Over the last few weeks, our community’s mood has gone from frustrated to outraged – and it’s easy to understand why. Instead of speaking to community leaders after a spike in coronavirus cases in neighborhoods with a significant Orthodox Jewish population, Mayor Bill de Blasio instead threatened to shut down shuls and yeshivos.
Not to be outdone by de Blasio, Governor Andrew Cuomo criticized us by publicly displaying pictures of mass gatherings of Orthodox Jews. Never mind that one of them was 14 years old. We all look the same and are all interchangeable, apparently. (Imagine if Cuomo had made that mistake with regard to a different minority.)
And then there was Cuomo’s betrayal. Before Cuomo agreed to de Blasio’s shutdown, he held a conference call with various leading Orthodox rabbis, leaders, and activists, imploring them to urge their constituents to follow coronavirus rules.
“The current rule is no more than 50 percent [capacity] in any indoor gathering,” the governor said. “If we don’t follow that law and the infection rate gets worse, then we’re going to have to go back to close down, and nobody wants to do that. But I need your help in getting the rate down, and the rate will come down if we follow the rules on the mask and the social distancing and the 50 percent.”
However, just a few hours later, Cuomo said only 10 people could gather in a synagogue at any one time. Jewish leaders said they felt “stabbed in the back.”

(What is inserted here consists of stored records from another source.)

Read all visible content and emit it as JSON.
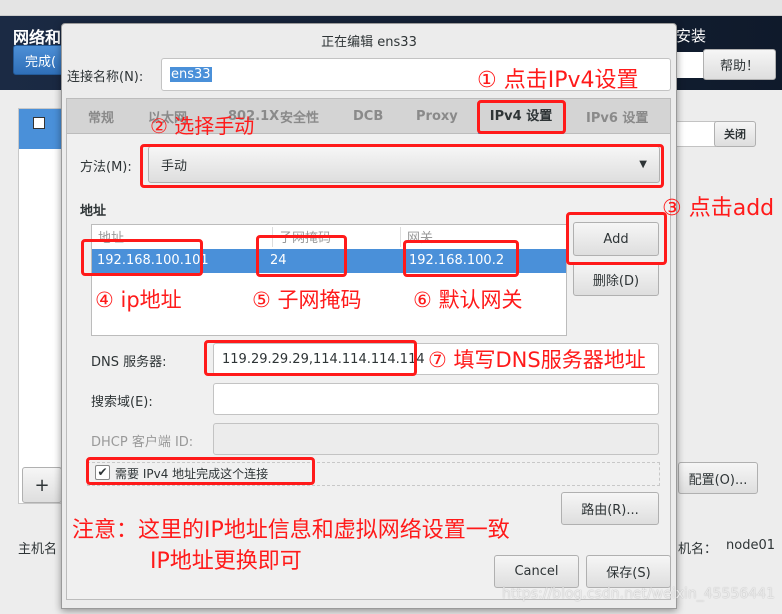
{
  "background": {
    "header_title": "网络和",
    "header_right": "安装",
    "done_button": "完成(",
    "help_button": "帮助！",
    "off_button": "关闭",
    "add_button": "+",
    "configure_button": "配置(O)...",
    "hostname_label": "主机名",
    "current_hostname_label": "机名：",
    "current_hostname_value": "node01"
  },
  "dialog": {
    "title": "正在编辑 ens33",
    "connection_name_label": "连接名称(N):",
    "connection_name_value": "ens33",
    "tabs": [
      {
        "label": "常规"
      },
      {
        "label": "以太网"
      },
      {
        "label": "802.1X"
      },
      {
        "label": "安全性"
      },
      {
        "label": "DCB"
      },
      {
        "label": "Proxy"
      },
      {
        "label": "IPv4 设置",
        "selected": true
      },
      {
        "label": "IPv6 设置"
      }
    ],
    "method_label": "方法(M):",
    "method_value": "手动",
    "address_section": "地址",
    "table": {
      "columns": [
        "地址",
        "子网掩码",
        "网关"
      ],
      "rows": [
        [
          "192.168.100.101",
          "24",
          "192.168.100.2"
        ]
      ]
    },
    "add_button": "Add",
    "delete_button": "删除(D)",
    "dns_label": "DNS 服务器:",
    "dns_value": "119.29.29.29,114.114.114.114",
    "search_label": "搜索域(E):",
    "search_value": "",
    "dhcp_label": "DHCP 客户端 ID:",
    "dhcp_value": "",
    "require_ipv4_label": "需要 IPv4 地址完成这个连接",
    "require_ipv4_checked": true,
    "routes_button": "路由(R)...",
    "cancel_button": "Cancel",
    "save_button": "保存(S)"
  },
  "annotations": {
    "step1": "① 点击IPv4设置",
    "step2": "② 选择手动",
    "step3": "③ 点击add",
    "step4": "④ ip地址",
    "step5": "⑤ 子网掩码",
    "step6": "⑥ 默认网关",
    "step7": "⑦ 填写DNS服务器地址",
    "note_line1": "注意：这里的IP地址信息和虚拟网络设置一致",
    "note_line2": "IP地址更换即可"
  },
  "watermark": "https://blog.csdn.net/weixin_45556441",
  "colors": {
    "accent": "#4a90d9",
    "header": "#1c2a3e",
    "annotation": "#ff1a1a"
  }
}
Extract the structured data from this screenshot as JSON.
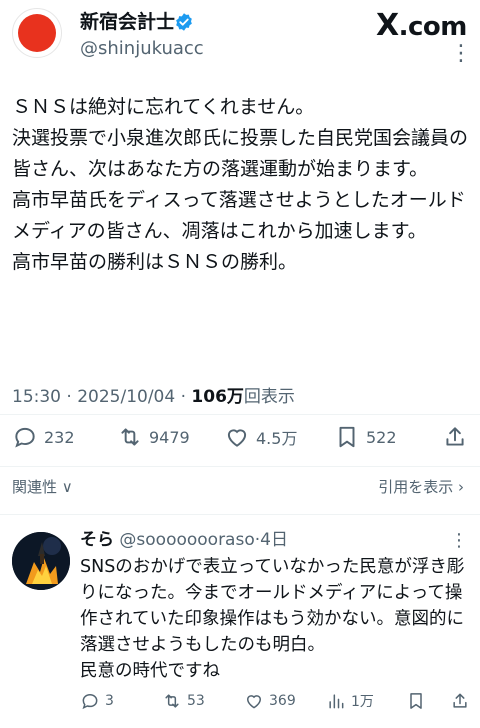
{
  "author": {
    "display_name": "新宿会計士",
    "handle": "@shinjukuacc"
  },
  "brand": {
    "x": "X",
    "dotcom": ".com"
  },
  "post": {
    "paragraphs": [
      "ＳＮＳは絶対に忘れてくれません。",
      "決選投票で小泉進次郎氏に投票した自民党国会議員の皆さん、次はあなた方の落選運動が始まります。",
      "高市早苗氏をディスって落選させようとしたオールドメディアの皆さん、凋落はこれから加速します。",
      "高市早苗の勝利はＳＮＳの勝利。"
    ],
    "time": "15:30 · 2025/10/04 · ",
    "views_count": "106万",
    "views_label": "回表示"
  },
  "actions": {
    "replies": "232",
    "reposts": "9479",
    "likes": "4.5万",
    "bookmarks": "522"
  },
  "sort": {
    "relevance": "関連性",
    "quotes": "引用を表示"
  },
  "reply": {
    "name": "そら",
    "handle": "@soooooooraso",
    "time": "·4日",
    "text_lines": [
      "SNSのおかげで表立っていなかった民意が浮き彫りになった。今までオールドメディアによって操作されていた印象操作はもう効かない。意図的に落選させようもしたのも明白。",
      "民意の時代ですね"
    ],
    "replies": "3",
    "reposts": "53",
    "likes": "369",
    "views": "1万"
  },
  "colors": {
    "verified_blue": "#1d9bf0",
    "secondary_text": "#536471",
    "primary_text": "#0f1419",
    "avatar_sun": "#e8321e"
  }
}
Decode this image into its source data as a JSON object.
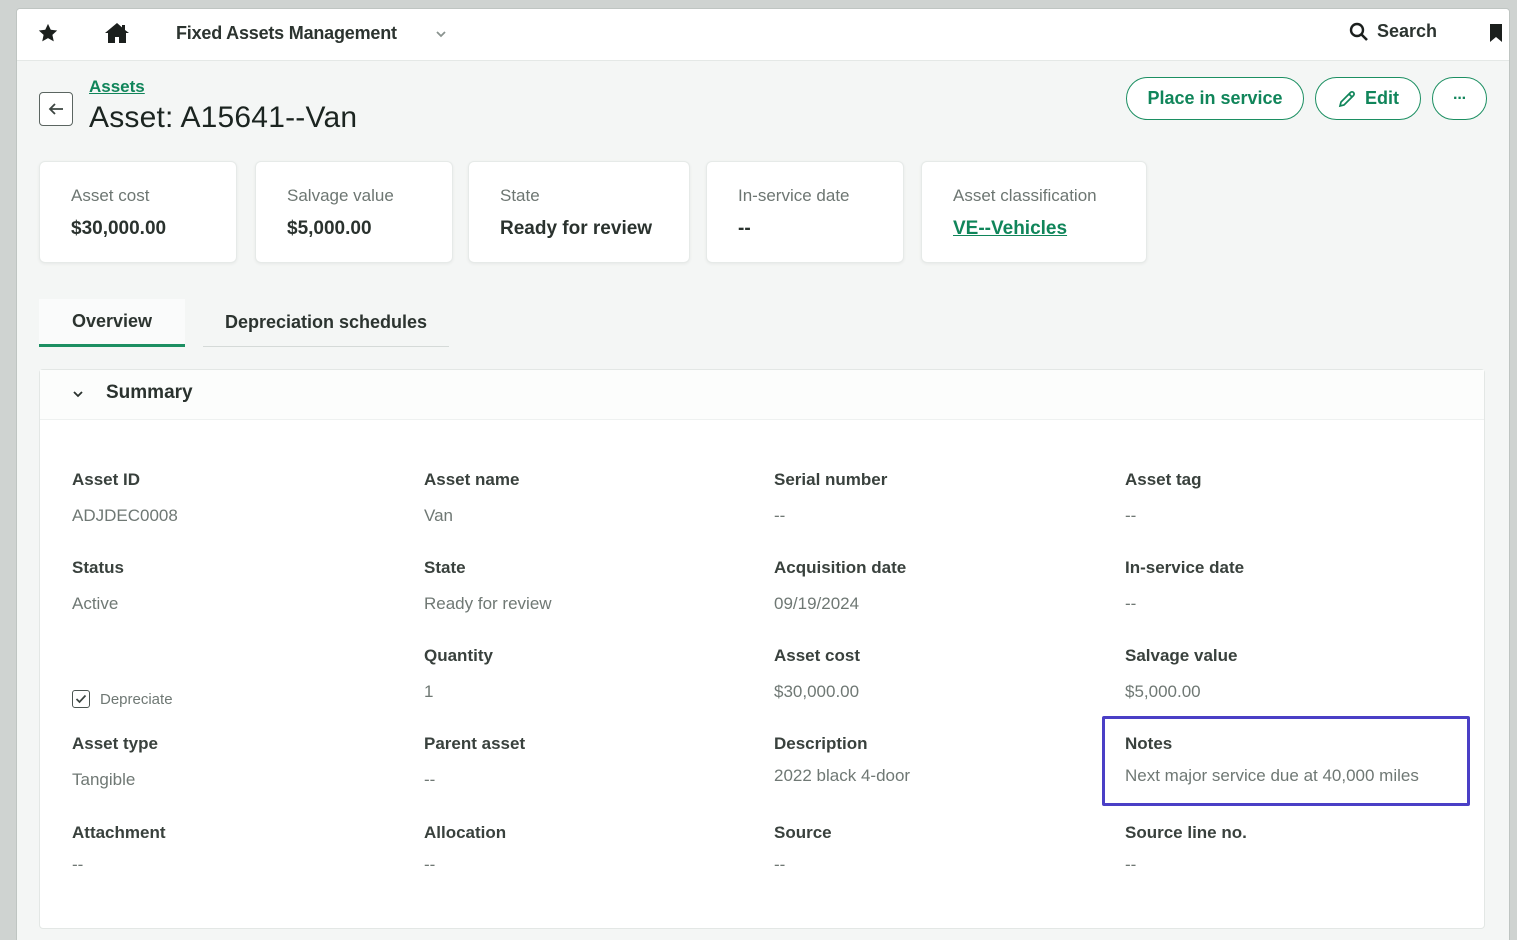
{
  "topbar": {
    "app_title": "Fixed Assets Management",
    "search_label": "Search"
  },
  "header": {
    "breadcrumb": "Assets",
    "title": "Asset: A15641--Van",
    "buttons": {
      "place_in_service": "Place in service",
      "edit": "Edit",
      "more": "···"
    }
  },
  "cards": [
    {
      "label": "Asset cost",
      "value": "$30,000.00"
    },
    {
      "label": "Salvage value",
      "value": "$5,000.00"
    },
    {
      "label": "State",
      "value": "Ready for review"
    },
    {
      "label": "In-service date",
      "value": "--"
    },
    {
      "label": "Asset classification",
      "value": "VE--Vehicles"
    }
  ],
  "tabs": [
    {
      "label": "Overview",
      "active": true
    },
    {
      "label": "Depreciation schedules",
      "active": false
    }
  ],
  "summary": {
    "title": "Summary",
    "depreciate_label": "Depreciate",
    "depreciate_checked": true,
    "fields": {
      "asset_id": {
        "label": "Asset ID",
        "value": "ADJDEC0008"
      },
      "asset_name": {
        "label": "Asset name",
        "value": "Van"
      },
      "serial_number": {
        "label": "Serial number",
        "value": "--"
      },
      "asset_tag": {
        "label": "Asset tag",
        "value": "--"
      },
      "status": {
        "label": "Status",
        "value": "Active"
      },
      "state": {
        "label": "State",
        "value": "Ready for review"
      },
      "acquisition_date": {
        "label": "Acquisition date",
        "value": "09/19/2024"
      },
      "in_service_date": {
        "label": "In-service date",
        "value": "--"
      },
      "quantity": {
        "label": "Quantity",
        "value": "1"
      },
      "asset_cost": {
        "label": "Asset cost",
        "value": "$30,000.00"
      },
      "salvage_value": {
        "label": "Salvage value",
        "value": "$5,000.00"
      },
      "asset_type": {
        "label": "Asset type",
        "value": "Tangible"
      },
      "parent_asset": {
        "label": "Parent asset",
        "value": "--"
      },
      "description": {
        "label": "Description",
        "value": "2022 black 4-door"
      },
      "notes": {
        "label": "Notes",
        "value": "Next major service due at 40,000 miles"
      },
      "attachment": {
        "label": "Attachment",
        "value": "--"
      },
      "allocation": {
        "label": "Allocation",
        "value": "--"
      },
      "source": {
        "label": "Source",
        "value": "--"
      },
      "source_line_no": {
        "label": "Source line no.",
        "value": "--"
      }
    }
  },
  "colors": {
    "accent": "#10855a",
    "highlight": "#4a3fc6"
  }
}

Are shutdowns always evil? No, not when they’re based on scientific data. But schools have been shown to be a non-factor in spreading Covid-19. Shutting yeshivos down, therefore, does almost nothing to protect people from the virus.
And locking down individual neighborhoods in a city, aside from bankrupting stores, actually increases the chance of the virus spreading. Instead of people shopping in multiple locations, residents of “hot spots” leave their neighborhoods and travel to safer areas where they shop in now much more crowded stores.
Restricting every shul to a maximum of 10 people – no matter how large the shul – is also inane. Why should a synagogue with a capacity for 3,000 people be subjected to the same 10-person limit as a shtiebel that only has space for 15 people?
The answer is that the governor is well aware that for a shul to function, it needs a minyan. The number 10 isn’t arbitrary; it’s a cover for the governor to claim he’s still allowing us to practice our religion. In reality, though, a shul with 300 members can’t possibly operate if it’s forced to hold prayers in shifts of 10.
Amazingly, seven counties that don’t have an Orthodox Jewish population to speak of have a higher virus positivity rate than those that have been locked down. That’s just another indicator that de Blasio and Cuomo have unfairly singled us out.
We didn’t protest last year when we were beaten daily in the streets of Brooklyn, gunned down in Jersey City, and stabbed in Monsey. But being barred from our shuls and yeshivos is a different story. That’s where we draw the line.
The first time we had to stay away from our holy sanctuaries was a tragedy – but we understood. We understand no longer. The government is ignoring scientific data – the World Health Organization now opposes lockdowns – and is barring us from our houses of worship for punitive reasons. We won’t accept that.